Data about app and page elements:
########

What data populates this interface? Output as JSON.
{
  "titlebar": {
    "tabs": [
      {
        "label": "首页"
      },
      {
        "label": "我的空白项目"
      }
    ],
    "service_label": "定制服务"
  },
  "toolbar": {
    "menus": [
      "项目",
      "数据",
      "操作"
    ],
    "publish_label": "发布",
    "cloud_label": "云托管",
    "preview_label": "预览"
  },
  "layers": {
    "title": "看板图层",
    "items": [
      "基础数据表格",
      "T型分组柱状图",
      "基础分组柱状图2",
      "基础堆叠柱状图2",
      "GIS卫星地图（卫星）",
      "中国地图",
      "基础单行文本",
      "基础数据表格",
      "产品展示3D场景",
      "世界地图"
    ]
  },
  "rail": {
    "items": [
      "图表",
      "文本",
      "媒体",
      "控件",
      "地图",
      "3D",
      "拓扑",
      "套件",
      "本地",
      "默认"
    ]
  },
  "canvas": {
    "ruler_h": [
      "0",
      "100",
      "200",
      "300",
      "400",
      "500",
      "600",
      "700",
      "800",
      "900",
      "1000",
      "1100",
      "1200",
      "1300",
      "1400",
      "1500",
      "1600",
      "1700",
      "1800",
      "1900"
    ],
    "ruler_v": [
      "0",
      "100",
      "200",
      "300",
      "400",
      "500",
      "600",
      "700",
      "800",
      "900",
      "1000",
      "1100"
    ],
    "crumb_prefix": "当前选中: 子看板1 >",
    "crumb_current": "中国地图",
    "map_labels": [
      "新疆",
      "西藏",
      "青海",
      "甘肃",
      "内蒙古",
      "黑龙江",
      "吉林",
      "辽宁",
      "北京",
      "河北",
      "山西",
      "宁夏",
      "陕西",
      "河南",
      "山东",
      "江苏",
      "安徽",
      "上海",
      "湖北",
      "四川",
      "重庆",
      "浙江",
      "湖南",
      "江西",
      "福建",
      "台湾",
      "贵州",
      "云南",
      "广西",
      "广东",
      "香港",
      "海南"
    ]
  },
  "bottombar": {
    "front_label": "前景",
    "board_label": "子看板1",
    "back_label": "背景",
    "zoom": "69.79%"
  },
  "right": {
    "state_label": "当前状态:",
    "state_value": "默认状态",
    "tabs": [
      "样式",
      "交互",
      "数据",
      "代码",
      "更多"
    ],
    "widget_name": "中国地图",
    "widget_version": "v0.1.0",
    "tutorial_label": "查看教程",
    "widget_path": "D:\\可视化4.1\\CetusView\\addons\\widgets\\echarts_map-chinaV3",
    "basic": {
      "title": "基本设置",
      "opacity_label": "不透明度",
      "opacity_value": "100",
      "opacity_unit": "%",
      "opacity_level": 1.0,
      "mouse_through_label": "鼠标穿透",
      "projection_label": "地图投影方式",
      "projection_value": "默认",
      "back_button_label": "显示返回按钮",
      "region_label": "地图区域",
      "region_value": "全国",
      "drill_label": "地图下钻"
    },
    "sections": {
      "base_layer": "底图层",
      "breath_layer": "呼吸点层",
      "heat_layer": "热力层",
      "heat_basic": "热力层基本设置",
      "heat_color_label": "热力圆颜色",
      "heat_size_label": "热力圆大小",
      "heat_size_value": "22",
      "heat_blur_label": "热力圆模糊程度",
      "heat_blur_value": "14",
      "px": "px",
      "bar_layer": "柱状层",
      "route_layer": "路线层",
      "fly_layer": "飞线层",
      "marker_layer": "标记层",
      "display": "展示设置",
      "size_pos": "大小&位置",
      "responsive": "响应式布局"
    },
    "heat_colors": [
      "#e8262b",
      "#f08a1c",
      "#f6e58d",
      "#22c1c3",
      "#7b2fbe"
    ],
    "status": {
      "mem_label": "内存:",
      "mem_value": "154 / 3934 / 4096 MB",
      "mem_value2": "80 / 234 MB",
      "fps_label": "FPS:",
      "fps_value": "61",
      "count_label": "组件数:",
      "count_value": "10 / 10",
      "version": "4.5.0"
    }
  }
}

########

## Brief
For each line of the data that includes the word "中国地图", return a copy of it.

## Expected answer
      "中国地图",
    "crumb_current": "中国地图",
    "widget_name": "中国地图",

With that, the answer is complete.